= Exercise =
Copy the entries that follow, exactly and completely.

===== Given data

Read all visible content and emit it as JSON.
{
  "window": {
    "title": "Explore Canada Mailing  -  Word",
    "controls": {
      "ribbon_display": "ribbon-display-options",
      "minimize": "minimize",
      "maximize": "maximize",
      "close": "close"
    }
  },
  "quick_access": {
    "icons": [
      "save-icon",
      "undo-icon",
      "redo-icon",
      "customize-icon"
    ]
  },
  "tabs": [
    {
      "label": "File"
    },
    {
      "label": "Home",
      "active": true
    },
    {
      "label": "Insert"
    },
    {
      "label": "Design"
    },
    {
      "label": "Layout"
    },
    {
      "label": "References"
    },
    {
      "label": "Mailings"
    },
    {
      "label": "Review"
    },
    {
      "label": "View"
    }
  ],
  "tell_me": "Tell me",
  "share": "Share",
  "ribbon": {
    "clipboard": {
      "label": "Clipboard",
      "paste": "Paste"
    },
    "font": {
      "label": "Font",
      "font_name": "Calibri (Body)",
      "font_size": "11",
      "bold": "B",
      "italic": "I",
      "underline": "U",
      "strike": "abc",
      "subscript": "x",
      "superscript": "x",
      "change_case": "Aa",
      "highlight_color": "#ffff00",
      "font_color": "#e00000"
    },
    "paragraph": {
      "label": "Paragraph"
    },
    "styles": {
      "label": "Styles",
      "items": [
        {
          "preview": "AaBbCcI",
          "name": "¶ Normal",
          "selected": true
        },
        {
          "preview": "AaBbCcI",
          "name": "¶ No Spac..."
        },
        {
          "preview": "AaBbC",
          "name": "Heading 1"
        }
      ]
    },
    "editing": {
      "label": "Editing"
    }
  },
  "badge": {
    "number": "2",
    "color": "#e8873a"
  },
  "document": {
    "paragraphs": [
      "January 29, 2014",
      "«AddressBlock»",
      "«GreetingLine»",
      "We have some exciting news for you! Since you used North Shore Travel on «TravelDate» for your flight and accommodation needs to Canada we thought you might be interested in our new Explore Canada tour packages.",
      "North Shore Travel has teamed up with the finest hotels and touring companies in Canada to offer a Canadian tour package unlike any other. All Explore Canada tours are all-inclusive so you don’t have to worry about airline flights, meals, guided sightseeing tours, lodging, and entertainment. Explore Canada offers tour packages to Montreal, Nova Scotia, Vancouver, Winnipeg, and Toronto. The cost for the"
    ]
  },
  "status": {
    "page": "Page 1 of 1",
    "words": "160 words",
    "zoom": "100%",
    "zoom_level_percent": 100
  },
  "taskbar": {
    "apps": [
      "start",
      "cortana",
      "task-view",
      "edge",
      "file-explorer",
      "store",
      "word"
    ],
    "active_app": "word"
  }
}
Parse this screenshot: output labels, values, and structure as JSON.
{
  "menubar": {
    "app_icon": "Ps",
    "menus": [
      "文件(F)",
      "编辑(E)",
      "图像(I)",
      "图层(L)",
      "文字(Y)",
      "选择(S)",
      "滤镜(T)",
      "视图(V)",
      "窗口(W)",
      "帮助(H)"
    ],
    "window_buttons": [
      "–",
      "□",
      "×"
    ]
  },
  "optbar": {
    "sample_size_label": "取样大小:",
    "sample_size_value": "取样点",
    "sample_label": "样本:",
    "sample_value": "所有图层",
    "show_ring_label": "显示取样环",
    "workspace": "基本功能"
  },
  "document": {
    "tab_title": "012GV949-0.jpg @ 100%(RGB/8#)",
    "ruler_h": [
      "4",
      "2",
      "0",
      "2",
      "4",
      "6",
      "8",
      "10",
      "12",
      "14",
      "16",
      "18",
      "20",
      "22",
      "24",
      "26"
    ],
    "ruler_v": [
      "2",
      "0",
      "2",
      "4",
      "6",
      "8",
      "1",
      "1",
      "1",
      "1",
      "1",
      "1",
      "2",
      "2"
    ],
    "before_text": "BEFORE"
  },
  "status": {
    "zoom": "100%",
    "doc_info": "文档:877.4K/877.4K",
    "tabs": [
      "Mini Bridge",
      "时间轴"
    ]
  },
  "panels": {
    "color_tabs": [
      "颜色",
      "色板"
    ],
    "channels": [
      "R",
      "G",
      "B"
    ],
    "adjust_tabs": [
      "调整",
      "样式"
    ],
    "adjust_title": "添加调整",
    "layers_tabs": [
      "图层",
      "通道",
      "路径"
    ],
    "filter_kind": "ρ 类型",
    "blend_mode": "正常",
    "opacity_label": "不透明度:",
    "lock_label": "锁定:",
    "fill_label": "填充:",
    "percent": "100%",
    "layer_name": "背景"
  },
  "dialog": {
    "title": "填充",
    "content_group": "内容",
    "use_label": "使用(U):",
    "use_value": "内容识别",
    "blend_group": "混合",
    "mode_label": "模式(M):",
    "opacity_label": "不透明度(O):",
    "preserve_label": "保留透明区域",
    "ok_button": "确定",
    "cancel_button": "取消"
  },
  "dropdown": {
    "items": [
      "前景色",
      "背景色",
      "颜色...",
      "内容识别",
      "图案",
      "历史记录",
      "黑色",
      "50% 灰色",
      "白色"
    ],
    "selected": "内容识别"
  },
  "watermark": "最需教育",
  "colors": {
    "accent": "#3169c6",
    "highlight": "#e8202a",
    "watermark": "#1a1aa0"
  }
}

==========

= Written solution =
Read all visible content and emit it as JSON.
{
  "window": {
    "title": "Explore Canada Mailing  -  Word",
    "controls": {
      "ribbon_display": "ribbon-display-options",
      "minimize": "minimize",
      "maximize": "maximize",
      "close": "close"
    }
  },
  "quick_access": {
    "icons": [
      "save-icon",
      "undo-icon",
      "redo-icon",
      "customize-icon"
    ]
  },
  "tabs": [
    {
      "label": "File"
    },
    {
      "label": "Home",
      "active": true
    },
    {
      "label": "Insert"
    },
    {
      "label": "Design"
    },
    {
      "label": "Layout"
    },
    {
      "label": "References"
    },
    {
      "label": "Mailings"
    },
    {
      "label": "Review"
    },
    {
      "label": "View"
    }
  ],
  "tell_me": "Tell me",
  "share": "Share",
  "ribbon": {
    "clipboard": {
      "label": "Clipboard",
      "paste": "Paste"
    },
    "font": {
      "label": "Font",
      "font_name": "Calibri (Body)",
      "font_size": "11",
      "bold": "B",
      "italic": "I",
      "underline": "U",
      "strike": "abc",
      "subscript": "x",
      "superscript": "x",
      "change_case": "Aa",
      "highlight_color": "#ffff00",
      "font_color": "#e00000"
    },
    "paragraph": {
      "label": "Paragraph"
    },
    "styles": {
      "label": "Styles",
      "items": [
        {
          "preview": "AaBbCcI",
          "name": "¶ Normal",
          "selected": true
        },
        {
          "preview": "AaBbCcI",
          "name": "¶ No Spac..."
        },
        {
          "preview": "AaBbC",
          "name": "Heading 1"
        }
      ]
    },
    "editing": {
      "label": "Editing"
    }
  },
  "badge": {
    "number": "2",
    "color": "#e8873a"
  },
  "document": {
    "paragraphs": [
      "January 29, 2014",
      "«AddressBlock»",
      "«GreetingLine»",
      "We have some exciting news for you! Since you used North Shore Travel on «TravelDate» for your flight and accommodation needs to Canada we thought you might be interested in our new Explore Canada tour packages.",
      "North Shore Travel has teamed up with the finest hotels and touring companies in Canada to offer a Canadian tour package unlike any other. All Explore Canada tours are all-inclusive so you don’t have to worry about airline flights, meals, guided sightseeing tours, lodging, and entertainment. Explore Canada offers tour packages to Montreal, Nova Scotia, Vancouver, Winnipeg, and Toronto. The cost for the"
    ]
  },
  "status": {
    "page": "Page 1 of 1",
    "words": "160 words",
    "zoom": "100%",
    "zoom_level_percent": 100
  },
  "taskbar": {
    "apps": [
      "start",
      "cortana",
      "task-view",
      "edge",
      "file-explorer",
      "store",
      "word"
    ],
    "active_app": "word"
  }
}
Parse this screenshot: output labels, values, and structure as JSON.
{
  "menubar": {
    "app_icon": "Ps",
    "menus": [
      "文件(F)",
      "编辑(E)",
      "图像(I)",
      "图层(L)",
      "文字(Y)",
      "选择(S)",
      "滤镜(T)",
      "视图(V)",
      "窗口(W)",
      "帮助(H)"
    ],
    "window_buttons": [
      "–",
      "□",
      "×"
    ]
  },
  "optbar": {
    "sample_size_label": "取样大小:",
    "sample_size_value": "取样点",
    "sample_label": "样本:",
    "sample_value": "所有图层",
    "show_ring_label": "显示取样环",
    "workspace": "基本功能"
  },
  "document": {
    "tab_title": "012GV949-0.jpg @ 100%(RGB/8#)",
    "ruler_h": [
      "4",
      "2",
      "0",
      "2",
      "4",
      "6",
      "8",
      "10",
      "12",
      "14",
      "16",
      "18",
      "20",
      "22",
      "24",
      "26"
    ],
    "ruler_v": [
      "2",
      "0",
      "2",
      "4",
      "6",
      "8",
      "1",
      "1",
      "1",
      "1",
      "1",
      "1",
      "2",
      "2"
    ],
    "before_text": "BEFORE"
  },
  "status": {
    "zoom": "100%",
    "doc_info": "文档:877.4K/877.4K",
    "tabs": [
      "Mini Bridge",
      "时间轴"
    ]
  },
  "panels": {
    "color_tabs": [
      "颜色",
      "色板"
    ],
    "channels": [
      "R",
      "G",
      "B"
    ],
    "adjust_tabs": [
      "调整",
      "样式"
    ],
    "adjust_title": "添加调整",
    "layers_tabs": [
      "图层",
      "通道",
      "路径"
    ],
    "filter_kind": "ρ 类型",
    "blend_mode": "正常",
    "opacity_label": "不透明度:",
    "lock_label": "锁定:",
    "fill_label": "填充:",
    "percent": "100%",
    "layer_name": "背景"
  },
  "dialog": {
    "title": "填充",
    "content_group": "内容",
    "use_label": "使用(U):",
    "use_value": "内容识别",
    "blend_group": "混合",
    "mode_label": "模式(M):",
    "opacity_label": "不透明度(O):",
    "preserve_label": "保留透明区域",
    "ok_button": "确定",
    "cancel_button": "取消"
  },
  "dropdown": {
    "items": [
      "前景色",
      "背景色",
      "颜色...",
      "内容识别",
      "图案",
      "历史记录",
      "黑色",
      "50% 灰色",
      "白色"
    ],
    "selected": "内容识别"
  },
  "watermark": "最需教育",
  "colors": {
    "accent": "#3169c6",
    "highlight": "#e8202a",
    "watermark": "#1a1aa0"
  }
}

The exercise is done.